◆ WORK REQUIRED
Where the string "skip" occurs in a line of the data below, that line should be copied.

----------------

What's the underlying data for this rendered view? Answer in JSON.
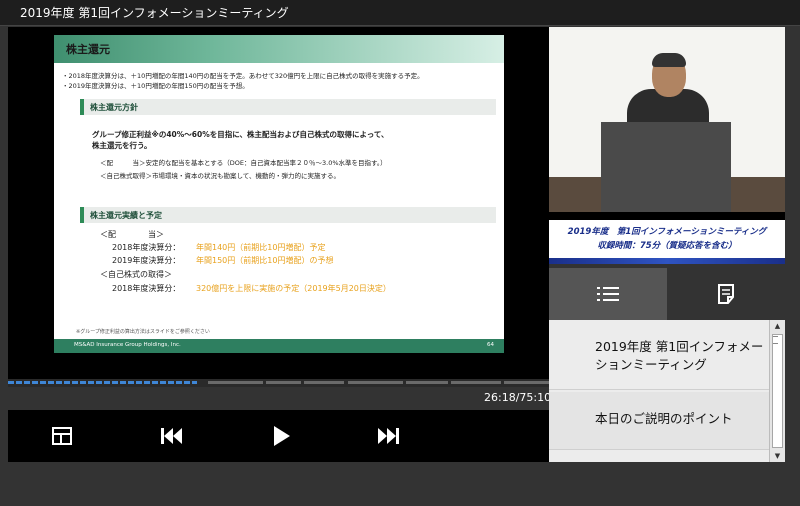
{
  "window": {
    "title": "2019年度 第1回インフォメーションミーティング"
  },
  "slide": {
    "title": "株主還元",
    "bullets": [
      "・2018年度決算分は、＋10円増配の年間140円の配当を予定。あわせて320億円を上限に自己株式の取得を実施する予定。",
      "・2019年度決算分は、＋10円増配の年間150円の配当を予想。"
    ],
    "policy": {
      "heading": "株主還元方針",
      "lead1": "グループ修正利益※の40%～60%を目指に、株主配当および自己株式の取得によって、",
      "lead2": "株主還元を行う。",
      "row1": "＜配　　　当＞安定的な配当を基本とする（DOE：自己資本配当率２０％～3.0%水準を目指す。）",
      "row2": "＜自己株式取得＞市場環境・資本の状況も勘案して、機動的・弾力的に実施する。"
    },
    "results": {
      "heading": "株主還元実績と予定",
      "div_label": "＜配　　　　当＞",
      "y2018_label": "2018年度決算分：",
      "y2018_value": "年間140円（前期比10円増配）予定",
      "y2019_label": "2019年度決算分：",
      "y2019_value": "年間150円（前期比10円増配）の予想",
      "buyback_label": "＜自己株式の取得＞",
      "buyback_year": "2018年度決算分：",
      "buyback_value": "320億円を上限に実施の予定（2019年5月20日決定）"
    },
    "footnote": "※グループ修正利益の算出方法はスライドをご参照ください",
    "footer_company": "MS&AD Insurance Group Holdings, Inc.",
    "page_number": "64"
  },
  "player": {
    "time": "26:18/75:10",
    "progress_fraction": 0.35,
    "colors": {
      "played": "#3f86d6",
      "buffer": "#6a6a6a"
    }
  },
  "controls": {
    "layout": "layout-icon",
    "prev": "skip-previous-icon",
    "play": "play-icon",
    "next": "skip-next-icon"
  },
  "video_banner": {
    "line1": "2019年度　第1回インフォメーションミーティング",
    "line2": "収録時間：75分（質疑応答を含む）"
  },
  "tabs": [
    {
      "icon": "list-icon",
      "active": true
    },
    {
      "icon": "document-icon",
      "active": false
    }
  ],
  "chapters": [
    {
      "label_line1": "2019年度 第1回インフォメー",
      "label_line2": "ションミーティング"
    },
    {
      "label_line1": "本日のご説明のポイント",
      "label_line2": ""
    }
  ]
}
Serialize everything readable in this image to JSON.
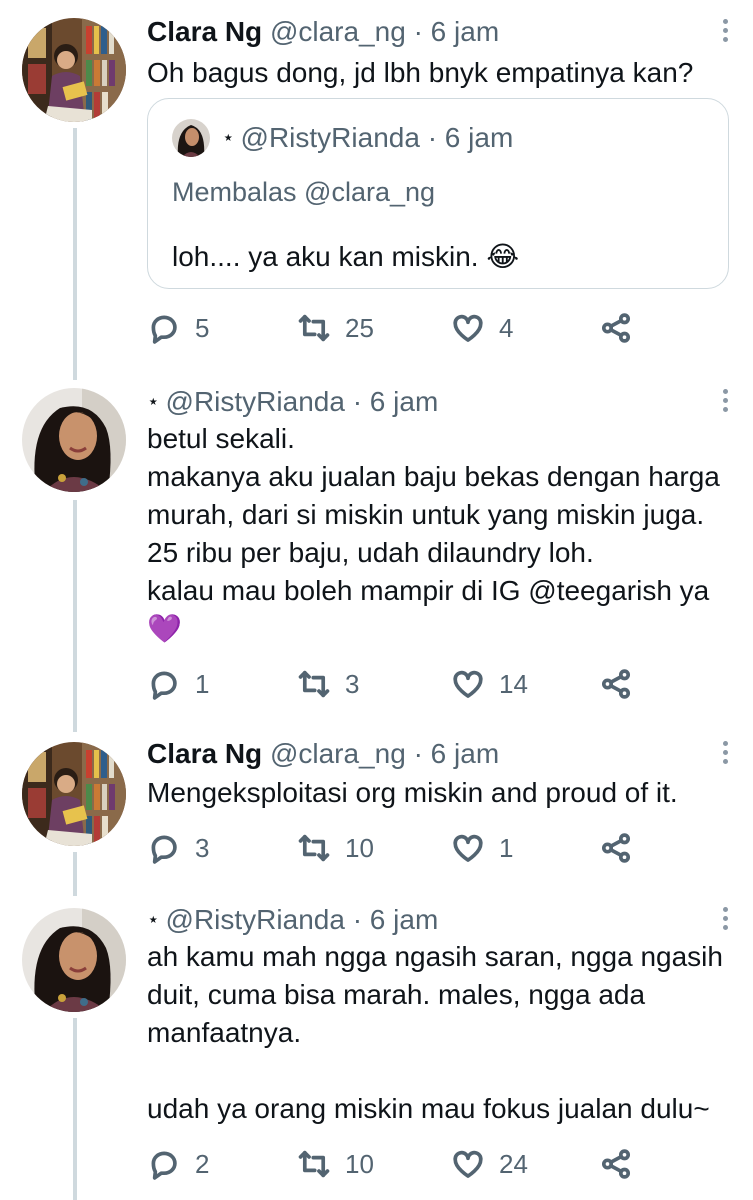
{
  "tweets": [
    {
      "name": "Clara Ng",
      "handle": "@clara_ng",
      "separator": "·",
      "time": "6 jam",
      "text": "Oh bagus dong, jd lbh bnyk empatinya kan?",
      "quote": {
        "badge": "⋆",
        "handle": "@RistyRianda",
        "separator": "·",
        "time": "6 jam",
        "reply_to": "Membalas @clara_ng",
        "text": "loh.... ya aku kan miskin. 😂"
      },
      "replies": "5",
      "retweets": "25",
      "likes": "4"
    },
    {
      "name": "",
      "badge": "⋆",
      "handle": "@RistyRianda",
      "separator": "·",
      "time": "6 jam",
      "text": "betul sekali.\nmakanya aku jualan baju bekas dengan harga murah, dari si miskin untuk yang miskin juga.\n25 ribu per baju, udah dilaundry loh.\nkalau mau boleh mampir di IG @teegarish ya\n💜",
      "replies": "1",
      "retweets": "3",
      "likes": "14"
    },
    {
      "name": "Clara Ng",
      "handle": "@clara_ng",
      "separator": "·",
      "time": "6 jam",
      "text": "Mengeksploitasi org miskin and proud of it.",
      "replies": "3",
      "retweets": "10",
      "likes": "1"
    },
    {
      "name": "",
      "badge": "⋆",
      "handle": "@RistyRianda",
      "separator": "·",
      "time": "6 jam",
      "text": "ah kamu mah ngga ngasih saran, ngga ngasih duit, cuma bisa marah. males, ngga ada manfaatnya.\n\nudah ya orang miskin mau fokus jualan dulu~",
      "replies": "2",
      "retweets": "10",
      "likes": "24"
    }
  ],
  "icons": {
    "reply": "reply-icon",
    "retweet": "retweet-icon",
    "like": "heart-icon",
    "share": "share-icon",
    "more": "more-vertical-icon"
  },
  "colors": {
    "text": "#0f1419",
    "secondary": "#536471",
    "thread_line": "#cfd9de",
    "border": "#cfd9de"
  }
}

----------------

◆ EXERCISE RESULT
    "prev": "skip-previous-icon",
    "next": "skip-next-icon"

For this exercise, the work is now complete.